• EXERCISE GOAL:
Work through the listing below, copying each line that carries the word "tiles".

• DATA FOR REVIEW:
--------
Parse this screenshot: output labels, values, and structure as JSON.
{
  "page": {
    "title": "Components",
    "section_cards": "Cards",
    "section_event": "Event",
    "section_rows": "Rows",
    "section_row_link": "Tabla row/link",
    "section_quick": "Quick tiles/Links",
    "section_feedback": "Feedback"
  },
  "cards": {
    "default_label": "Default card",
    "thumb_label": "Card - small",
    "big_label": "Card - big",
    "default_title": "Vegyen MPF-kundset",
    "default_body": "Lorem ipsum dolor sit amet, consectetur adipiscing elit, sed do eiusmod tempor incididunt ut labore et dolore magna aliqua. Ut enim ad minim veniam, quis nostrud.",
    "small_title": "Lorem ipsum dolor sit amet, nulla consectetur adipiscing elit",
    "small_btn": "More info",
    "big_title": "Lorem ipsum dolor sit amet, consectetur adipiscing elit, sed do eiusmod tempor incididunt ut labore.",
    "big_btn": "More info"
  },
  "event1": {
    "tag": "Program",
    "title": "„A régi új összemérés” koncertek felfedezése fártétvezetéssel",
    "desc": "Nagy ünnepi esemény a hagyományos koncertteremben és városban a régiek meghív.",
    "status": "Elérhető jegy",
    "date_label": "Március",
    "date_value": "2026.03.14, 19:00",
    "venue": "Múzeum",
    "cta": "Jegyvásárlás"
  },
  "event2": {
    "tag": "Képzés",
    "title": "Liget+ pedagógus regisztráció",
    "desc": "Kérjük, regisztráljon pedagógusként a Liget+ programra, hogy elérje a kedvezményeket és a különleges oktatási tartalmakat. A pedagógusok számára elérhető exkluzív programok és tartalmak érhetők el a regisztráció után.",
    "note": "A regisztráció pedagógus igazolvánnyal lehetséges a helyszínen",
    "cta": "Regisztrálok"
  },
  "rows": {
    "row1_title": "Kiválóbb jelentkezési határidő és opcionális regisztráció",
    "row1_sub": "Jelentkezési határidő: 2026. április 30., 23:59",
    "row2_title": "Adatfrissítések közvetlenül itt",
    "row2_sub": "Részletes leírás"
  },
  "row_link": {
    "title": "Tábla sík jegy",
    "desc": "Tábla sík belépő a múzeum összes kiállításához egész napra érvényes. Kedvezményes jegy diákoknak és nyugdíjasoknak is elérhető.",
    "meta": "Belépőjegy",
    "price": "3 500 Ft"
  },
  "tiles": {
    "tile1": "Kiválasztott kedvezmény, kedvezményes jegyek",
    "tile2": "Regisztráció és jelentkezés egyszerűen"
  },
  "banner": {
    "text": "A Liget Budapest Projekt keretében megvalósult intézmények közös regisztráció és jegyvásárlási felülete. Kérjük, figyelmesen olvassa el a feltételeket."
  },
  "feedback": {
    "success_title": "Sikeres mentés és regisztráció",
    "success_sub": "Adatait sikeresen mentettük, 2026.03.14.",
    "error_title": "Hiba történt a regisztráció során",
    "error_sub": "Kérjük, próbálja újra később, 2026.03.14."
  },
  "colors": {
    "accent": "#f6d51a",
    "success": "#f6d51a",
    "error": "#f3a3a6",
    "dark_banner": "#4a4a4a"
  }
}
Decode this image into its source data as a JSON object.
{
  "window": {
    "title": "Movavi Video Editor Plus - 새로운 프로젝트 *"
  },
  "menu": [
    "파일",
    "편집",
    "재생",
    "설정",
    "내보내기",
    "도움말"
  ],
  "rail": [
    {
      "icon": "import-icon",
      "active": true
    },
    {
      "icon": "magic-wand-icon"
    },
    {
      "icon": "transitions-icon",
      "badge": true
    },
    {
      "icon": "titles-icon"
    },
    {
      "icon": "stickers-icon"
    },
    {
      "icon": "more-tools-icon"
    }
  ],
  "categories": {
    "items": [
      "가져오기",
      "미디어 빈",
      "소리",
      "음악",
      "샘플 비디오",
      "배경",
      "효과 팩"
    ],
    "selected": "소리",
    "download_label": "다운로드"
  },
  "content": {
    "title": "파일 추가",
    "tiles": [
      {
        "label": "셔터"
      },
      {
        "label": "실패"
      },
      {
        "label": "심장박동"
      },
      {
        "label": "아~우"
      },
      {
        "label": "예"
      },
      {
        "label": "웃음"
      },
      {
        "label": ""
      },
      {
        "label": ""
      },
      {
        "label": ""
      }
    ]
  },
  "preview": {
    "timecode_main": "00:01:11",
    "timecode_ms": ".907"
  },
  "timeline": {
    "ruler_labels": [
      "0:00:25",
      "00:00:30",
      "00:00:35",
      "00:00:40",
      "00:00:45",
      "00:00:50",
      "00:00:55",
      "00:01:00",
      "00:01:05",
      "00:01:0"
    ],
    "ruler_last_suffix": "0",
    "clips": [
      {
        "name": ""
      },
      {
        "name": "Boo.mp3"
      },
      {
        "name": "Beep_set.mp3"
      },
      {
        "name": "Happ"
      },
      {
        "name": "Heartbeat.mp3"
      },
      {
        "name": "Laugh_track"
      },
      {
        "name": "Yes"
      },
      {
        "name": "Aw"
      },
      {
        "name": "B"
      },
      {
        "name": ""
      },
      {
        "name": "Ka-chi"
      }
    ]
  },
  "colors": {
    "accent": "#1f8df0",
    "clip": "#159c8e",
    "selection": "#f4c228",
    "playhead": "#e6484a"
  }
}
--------
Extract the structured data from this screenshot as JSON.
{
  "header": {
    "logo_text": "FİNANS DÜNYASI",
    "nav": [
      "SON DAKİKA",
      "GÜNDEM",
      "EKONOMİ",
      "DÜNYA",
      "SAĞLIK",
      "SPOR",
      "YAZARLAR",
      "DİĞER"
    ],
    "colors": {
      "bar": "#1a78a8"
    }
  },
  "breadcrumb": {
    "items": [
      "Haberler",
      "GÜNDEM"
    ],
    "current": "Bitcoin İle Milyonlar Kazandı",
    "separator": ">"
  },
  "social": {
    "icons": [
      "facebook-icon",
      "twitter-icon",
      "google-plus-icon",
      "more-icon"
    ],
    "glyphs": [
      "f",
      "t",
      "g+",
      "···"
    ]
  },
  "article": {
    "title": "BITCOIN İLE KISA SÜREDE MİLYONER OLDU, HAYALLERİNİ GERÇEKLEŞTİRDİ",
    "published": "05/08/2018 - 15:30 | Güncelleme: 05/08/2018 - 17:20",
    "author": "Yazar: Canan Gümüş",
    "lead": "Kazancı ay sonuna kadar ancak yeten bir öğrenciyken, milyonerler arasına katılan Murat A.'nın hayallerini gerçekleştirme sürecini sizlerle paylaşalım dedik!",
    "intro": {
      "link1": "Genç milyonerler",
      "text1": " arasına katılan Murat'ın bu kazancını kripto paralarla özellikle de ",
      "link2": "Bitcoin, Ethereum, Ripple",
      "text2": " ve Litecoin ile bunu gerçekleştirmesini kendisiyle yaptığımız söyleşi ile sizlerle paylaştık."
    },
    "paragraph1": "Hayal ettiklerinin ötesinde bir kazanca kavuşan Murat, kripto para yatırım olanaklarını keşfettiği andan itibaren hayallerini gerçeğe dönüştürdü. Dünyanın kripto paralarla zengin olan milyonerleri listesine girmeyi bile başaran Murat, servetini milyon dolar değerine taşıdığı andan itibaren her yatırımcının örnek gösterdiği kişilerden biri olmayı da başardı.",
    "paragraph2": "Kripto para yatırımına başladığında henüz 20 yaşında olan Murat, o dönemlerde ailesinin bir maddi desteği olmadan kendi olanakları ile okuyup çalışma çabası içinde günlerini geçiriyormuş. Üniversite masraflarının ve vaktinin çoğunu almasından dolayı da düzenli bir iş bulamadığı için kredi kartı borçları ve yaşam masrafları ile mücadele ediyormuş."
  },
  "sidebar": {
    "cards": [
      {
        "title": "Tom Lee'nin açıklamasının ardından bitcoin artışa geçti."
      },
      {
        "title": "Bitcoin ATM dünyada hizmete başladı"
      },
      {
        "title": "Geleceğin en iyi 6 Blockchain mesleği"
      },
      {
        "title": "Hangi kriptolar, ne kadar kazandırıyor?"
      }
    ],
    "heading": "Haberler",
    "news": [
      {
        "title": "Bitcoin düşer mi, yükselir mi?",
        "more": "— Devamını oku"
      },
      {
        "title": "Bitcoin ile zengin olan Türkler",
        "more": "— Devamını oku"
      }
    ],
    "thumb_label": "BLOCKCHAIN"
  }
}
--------
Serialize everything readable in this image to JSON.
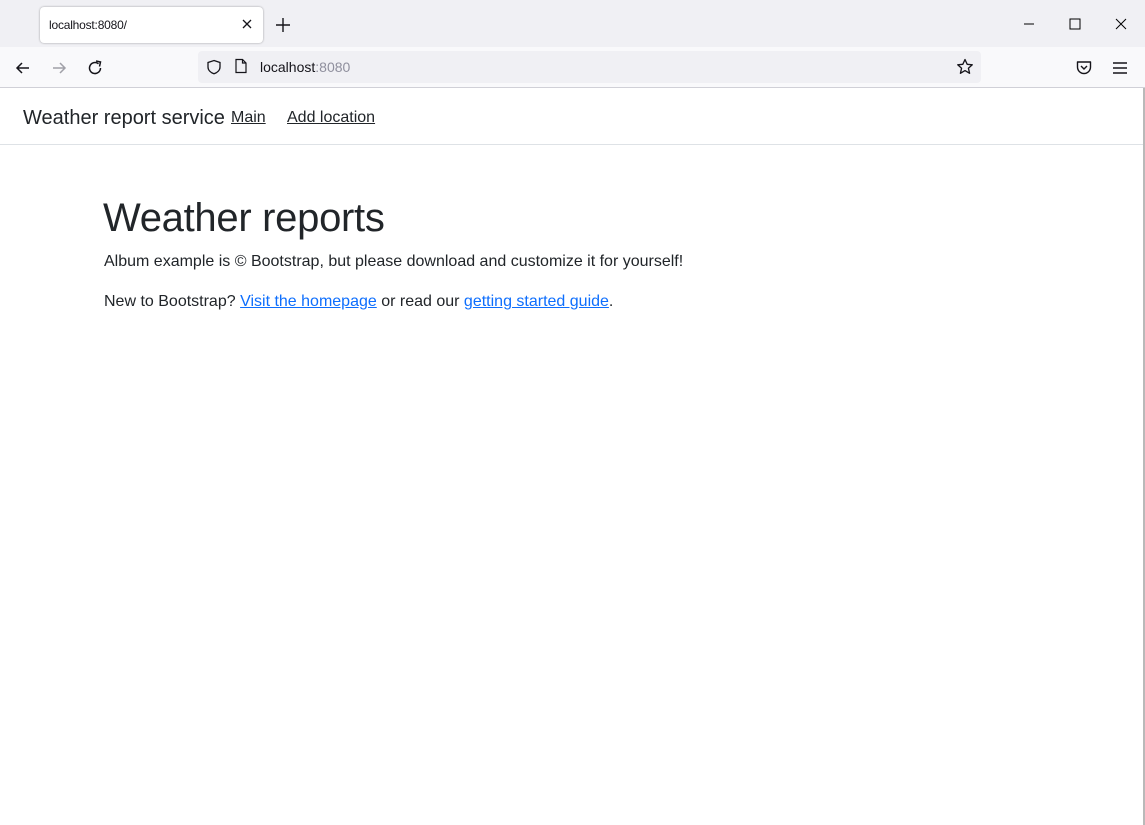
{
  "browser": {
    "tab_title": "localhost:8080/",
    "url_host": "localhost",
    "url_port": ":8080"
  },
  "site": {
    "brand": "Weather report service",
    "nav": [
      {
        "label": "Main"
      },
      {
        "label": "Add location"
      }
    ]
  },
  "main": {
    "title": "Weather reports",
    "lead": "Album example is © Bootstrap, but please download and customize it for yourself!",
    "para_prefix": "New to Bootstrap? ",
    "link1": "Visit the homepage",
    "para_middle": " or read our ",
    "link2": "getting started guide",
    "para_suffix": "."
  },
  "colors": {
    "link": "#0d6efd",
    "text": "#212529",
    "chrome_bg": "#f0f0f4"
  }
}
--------
• RESULT BELOW:
    "section_quick": "Quick tiles/Links",
  "tiles": {
    "tiles": [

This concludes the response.